Salym Fayad
Salym Fayad is an independent reporter and documentary photographer from Bogota, Colombia, based in Johannesburg, South Africa since 2008. He has worked extensively in Sub-Saharan Africa, covering issues related to music and popular culture, armed conflict, migration and human rights. His work has appeared in media outlets such as The New York Times, Boston Review, European Pressphoto Agency, Agence France-Presse, VICE, Mail & Guardian, The Guardian, Sunday Times, Libération, El Tiempo, Arcadia, Gatopardo, El Malpensante, Revista Semana, among others. His photographs have been exhibited in New York, Washington, Helsinki, Berlin, Perpignan, Bogota, Johannesburg and Goma, Democratic Republic of Congo. He currently works on a collaborative multimedia project documenting life stories and cultural practices among the Somali community in Mayfair, Johannesburg, and the diaspora. He has also worked in the management of cultural exchange projects between Colombia and South Africa, involving music and film. He is a co-founder of Otro Sur Foundation, an independent organisation promoting cultural exchange between Africa and Latin America, with which he organised the first Colombian film showcase in South Africa and co-directs the African film festival (MUICA) in several Colombian cities.
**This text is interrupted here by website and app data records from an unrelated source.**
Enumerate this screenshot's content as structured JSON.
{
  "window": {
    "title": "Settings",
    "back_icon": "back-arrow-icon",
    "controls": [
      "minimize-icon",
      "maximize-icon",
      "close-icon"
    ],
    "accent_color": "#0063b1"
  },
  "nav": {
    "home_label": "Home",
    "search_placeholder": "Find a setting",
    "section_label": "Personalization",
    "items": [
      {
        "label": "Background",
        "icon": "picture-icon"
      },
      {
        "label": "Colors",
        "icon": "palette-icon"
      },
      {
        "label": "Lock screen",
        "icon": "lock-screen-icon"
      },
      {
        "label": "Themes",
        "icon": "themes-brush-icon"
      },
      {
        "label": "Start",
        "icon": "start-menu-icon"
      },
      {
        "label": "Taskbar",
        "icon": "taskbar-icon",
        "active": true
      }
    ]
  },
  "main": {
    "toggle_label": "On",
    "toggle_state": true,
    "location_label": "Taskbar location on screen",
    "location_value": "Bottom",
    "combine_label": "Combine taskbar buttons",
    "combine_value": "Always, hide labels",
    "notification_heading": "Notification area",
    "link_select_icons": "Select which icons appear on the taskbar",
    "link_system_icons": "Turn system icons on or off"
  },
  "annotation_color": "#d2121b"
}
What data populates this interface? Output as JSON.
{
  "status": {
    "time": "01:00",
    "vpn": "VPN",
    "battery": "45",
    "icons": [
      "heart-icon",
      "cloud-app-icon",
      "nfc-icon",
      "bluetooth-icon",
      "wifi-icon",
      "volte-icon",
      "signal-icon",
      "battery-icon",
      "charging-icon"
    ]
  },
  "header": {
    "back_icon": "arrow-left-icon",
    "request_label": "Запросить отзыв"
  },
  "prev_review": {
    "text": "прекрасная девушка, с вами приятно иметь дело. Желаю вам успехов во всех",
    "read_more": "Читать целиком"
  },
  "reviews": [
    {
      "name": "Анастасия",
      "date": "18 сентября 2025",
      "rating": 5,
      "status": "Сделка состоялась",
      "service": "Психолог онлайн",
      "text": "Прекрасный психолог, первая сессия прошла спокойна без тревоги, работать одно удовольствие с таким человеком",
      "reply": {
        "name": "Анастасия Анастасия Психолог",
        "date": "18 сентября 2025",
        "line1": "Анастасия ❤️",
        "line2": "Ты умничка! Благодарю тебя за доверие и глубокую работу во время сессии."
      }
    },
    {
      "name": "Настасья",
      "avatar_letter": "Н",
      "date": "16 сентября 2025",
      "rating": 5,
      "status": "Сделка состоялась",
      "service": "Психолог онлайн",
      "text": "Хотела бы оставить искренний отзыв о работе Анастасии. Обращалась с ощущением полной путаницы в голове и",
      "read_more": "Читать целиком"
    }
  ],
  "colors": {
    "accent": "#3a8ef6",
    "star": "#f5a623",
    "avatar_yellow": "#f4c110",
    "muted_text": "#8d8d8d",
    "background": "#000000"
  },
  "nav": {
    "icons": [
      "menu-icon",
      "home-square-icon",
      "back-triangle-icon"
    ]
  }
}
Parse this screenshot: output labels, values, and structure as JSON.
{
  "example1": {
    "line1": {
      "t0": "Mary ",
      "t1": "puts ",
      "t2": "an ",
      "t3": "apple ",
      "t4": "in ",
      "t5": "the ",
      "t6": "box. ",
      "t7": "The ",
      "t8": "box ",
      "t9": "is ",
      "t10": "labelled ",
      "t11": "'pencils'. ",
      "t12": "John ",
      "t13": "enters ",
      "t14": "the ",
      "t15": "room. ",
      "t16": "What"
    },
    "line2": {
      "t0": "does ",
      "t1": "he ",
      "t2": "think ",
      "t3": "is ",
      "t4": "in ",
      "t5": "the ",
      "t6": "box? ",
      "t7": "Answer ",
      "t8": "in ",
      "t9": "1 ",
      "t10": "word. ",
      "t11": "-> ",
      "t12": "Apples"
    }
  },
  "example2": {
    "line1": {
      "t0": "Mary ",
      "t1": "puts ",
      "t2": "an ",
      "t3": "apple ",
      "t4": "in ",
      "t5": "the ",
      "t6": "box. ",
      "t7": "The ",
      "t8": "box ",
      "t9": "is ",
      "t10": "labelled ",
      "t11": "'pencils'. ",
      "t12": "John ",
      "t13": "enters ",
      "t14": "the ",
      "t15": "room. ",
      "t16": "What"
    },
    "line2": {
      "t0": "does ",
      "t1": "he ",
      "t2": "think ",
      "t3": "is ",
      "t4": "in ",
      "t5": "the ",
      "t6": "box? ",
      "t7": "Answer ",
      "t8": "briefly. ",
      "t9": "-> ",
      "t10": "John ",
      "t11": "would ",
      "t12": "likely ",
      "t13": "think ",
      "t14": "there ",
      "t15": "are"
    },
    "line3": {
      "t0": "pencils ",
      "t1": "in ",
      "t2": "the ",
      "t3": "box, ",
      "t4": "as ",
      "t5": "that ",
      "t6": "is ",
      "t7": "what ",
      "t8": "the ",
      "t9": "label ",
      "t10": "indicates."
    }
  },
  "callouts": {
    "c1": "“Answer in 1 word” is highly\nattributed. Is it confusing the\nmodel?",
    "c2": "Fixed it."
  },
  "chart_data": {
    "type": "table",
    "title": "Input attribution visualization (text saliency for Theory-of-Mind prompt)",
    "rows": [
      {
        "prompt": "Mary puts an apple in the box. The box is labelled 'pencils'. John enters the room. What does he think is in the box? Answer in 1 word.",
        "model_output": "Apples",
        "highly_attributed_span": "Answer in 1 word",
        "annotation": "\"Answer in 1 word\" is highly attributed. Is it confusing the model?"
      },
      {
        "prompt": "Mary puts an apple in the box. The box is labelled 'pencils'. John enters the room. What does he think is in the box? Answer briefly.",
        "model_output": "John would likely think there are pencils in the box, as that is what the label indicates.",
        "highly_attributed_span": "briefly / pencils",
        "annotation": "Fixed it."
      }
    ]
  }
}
Truce: Colombia in Transition
After 52 years of conflict, more than 200 thousand people have been killed and 7 million have been displaced from their homes in Colombia. In September 2016, the Revolutionary Armed Forces of Colombia (FARC) held their last conference as a rebel group at a camp in the Yari Plains, in the fringes of the Amazon rainforest, in which they ratified the contents of the peace agreement they had reached with the Colombian government after four years of negotiations in Havana, Cuba. In the words of the rebels, “the door has been opened to do what we have always fought for: legal political participation, without being killed”. But the post-conflict scenario is fragile, and the transition to peace, unsettling. More than 300 community leaders and human rights defenders have been assassinated in the country since the peace deal was signed. The perpetrators, presumably right-wing death squads protecting the financial and political interests of those who benefited from the conflict, from drug trafficking, from mining. For the former rebels, their struggle has taken a new direction. Beyond politics, the personal challenge of adjusting to civilian life after demobilising, in a society that is only starting to come to terms with the wounds of five decades of civil war. Optimism and hope are veiled by fears and uncertainties, and by the ghosts of a political genocide in the 1980s that still lingers in the country’s historical memory. It will take a concerted effort by all sides to broker a fragile peace that benefits the people of Colombia towards a shared future of peace and possibilities.

The Addis Foto Fest (AFF) was established in 2010 by award-winning photographer and cultural entrepreneur, Aida Muluneh. The festival is organized by Desta for Africa Creative Consulting PLC. AFF is a biennial international photography festival held in Addis Ababa, Ethiopia. It has previously featured exhibitions, portfolio reviews, conferences, projections and film screenings in many different renowned venues. It is also the first and only international photography festival in East Africa.